EXERCISE BRIEF — Copy whichever lines of the data hold the word "name".

Items from an interface collection
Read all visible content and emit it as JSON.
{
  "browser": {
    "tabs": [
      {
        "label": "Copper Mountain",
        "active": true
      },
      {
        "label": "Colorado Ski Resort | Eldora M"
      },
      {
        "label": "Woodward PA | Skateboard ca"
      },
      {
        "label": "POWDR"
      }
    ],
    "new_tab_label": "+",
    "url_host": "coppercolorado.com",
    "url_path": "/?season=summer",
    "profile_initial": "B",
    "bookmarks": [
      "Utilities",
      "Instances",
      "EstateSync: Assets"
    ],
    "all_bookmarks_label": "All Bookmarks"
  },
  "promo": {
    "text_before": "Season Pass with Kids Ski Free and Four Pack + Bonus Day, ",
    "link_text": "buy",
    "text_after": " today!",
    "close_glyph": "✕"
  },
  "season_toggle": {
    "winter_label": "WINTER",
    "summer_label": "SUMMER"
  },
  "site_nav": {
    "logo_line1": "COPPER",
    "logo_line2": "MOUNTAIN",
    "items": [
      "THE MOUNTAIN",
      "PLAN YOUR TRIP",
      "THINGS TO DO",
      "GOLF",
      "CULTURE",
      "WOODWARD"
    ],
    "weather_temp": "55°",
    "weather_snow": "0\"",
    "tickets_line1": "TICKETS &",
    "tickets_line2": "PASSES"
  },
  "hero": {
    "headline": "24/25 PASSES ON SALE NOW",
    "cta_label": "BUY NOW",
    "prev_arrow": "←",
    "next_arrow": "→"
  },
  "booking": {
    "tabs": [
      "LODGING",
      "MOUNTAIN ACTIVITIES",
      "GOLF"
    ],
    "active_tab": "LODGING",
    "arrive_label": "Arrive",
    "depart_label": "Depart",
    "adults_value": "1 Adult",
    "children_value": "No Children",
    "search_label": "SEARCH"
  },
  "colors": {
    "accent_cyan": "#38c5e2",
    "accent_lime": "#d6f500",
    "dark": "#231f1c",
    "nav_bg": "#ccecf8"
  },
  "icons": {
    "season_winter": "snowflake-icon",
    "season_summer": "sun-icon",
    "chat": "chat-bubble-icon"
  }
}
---
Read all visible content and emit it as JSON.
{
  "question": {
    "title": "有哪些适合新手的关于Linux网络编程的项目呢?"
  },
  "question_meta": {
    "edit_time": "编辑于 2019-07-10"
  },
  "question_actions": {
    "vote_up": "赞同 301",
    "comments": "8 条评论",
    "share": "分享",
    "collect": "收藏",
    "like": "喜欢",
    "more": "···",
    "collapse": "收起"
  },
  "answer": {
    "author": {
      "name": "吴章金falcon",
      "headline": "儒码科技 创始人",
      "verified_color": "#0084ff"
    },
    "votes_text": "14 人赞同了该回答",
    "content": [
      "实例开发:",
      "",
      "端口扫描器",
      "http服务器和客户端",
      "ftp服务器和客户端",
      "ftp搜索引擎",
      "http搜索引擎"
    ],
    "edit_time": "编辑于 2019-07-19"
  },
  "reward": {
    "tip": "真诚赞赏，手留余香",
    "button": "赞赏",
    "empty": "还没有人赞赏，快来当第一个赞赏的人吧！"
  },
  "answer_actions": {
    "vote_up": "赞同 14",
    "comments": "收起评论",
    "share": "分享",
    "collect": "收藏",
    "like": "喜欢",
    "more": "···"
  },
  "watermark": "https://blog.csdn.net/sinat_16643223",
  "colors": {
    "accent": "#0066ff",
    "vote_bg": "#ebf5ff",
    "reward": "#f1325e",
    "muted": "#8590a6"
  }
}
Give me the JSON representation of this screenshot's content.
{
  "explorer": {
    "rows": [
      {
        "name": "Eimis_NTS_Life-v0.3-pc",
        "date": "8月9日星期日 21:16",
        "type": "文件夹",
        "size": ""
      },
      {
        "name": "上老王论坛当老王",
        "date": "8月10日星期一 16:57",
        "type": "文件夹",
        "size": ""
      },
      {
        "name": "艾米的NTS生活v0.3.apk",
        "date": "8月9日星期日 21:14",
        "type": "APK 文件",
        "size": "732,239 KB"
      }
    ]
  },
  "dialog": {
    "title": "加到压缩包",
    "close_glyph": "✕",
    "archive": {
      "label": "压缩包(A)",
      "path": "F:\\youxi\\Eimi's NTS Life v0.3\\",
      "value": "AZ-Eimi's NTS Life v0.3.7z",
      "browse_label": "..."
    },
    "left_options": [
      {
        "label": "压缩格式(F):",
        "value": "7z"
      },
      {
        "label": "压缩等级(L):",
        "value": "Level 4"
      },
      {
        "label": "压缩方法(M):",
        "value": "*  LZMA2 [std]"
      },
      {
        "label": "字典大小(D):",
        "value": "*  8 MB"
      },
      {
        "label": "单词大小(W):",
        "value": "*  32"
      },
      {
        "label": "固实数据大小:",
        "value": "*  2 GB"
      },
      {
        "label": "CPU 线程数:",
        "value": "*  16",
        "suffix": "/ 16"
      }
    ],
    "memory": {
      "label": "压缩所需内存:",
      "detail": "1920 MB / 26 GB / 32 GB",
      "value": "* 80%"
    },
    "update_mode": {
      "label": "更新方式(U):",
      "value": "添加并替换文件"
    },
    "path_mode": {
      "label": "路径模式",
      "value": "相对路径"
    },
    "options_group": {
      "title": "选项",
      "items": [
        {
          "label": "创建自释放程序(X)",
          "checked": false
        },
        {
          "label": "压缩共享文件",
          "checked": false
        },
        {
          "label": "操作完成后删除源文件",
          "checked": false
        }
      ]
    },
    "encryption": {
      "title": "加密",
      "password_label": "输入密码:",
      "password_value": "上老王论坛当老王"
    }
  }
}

REPLY —
      "name": "吴章金falcon",
        "name": "Eimis_NTS_Life-v0.3-pc",
        "name": "上老王论坛当老王",
        "name": "艾米的NTS生活v0.3.apk",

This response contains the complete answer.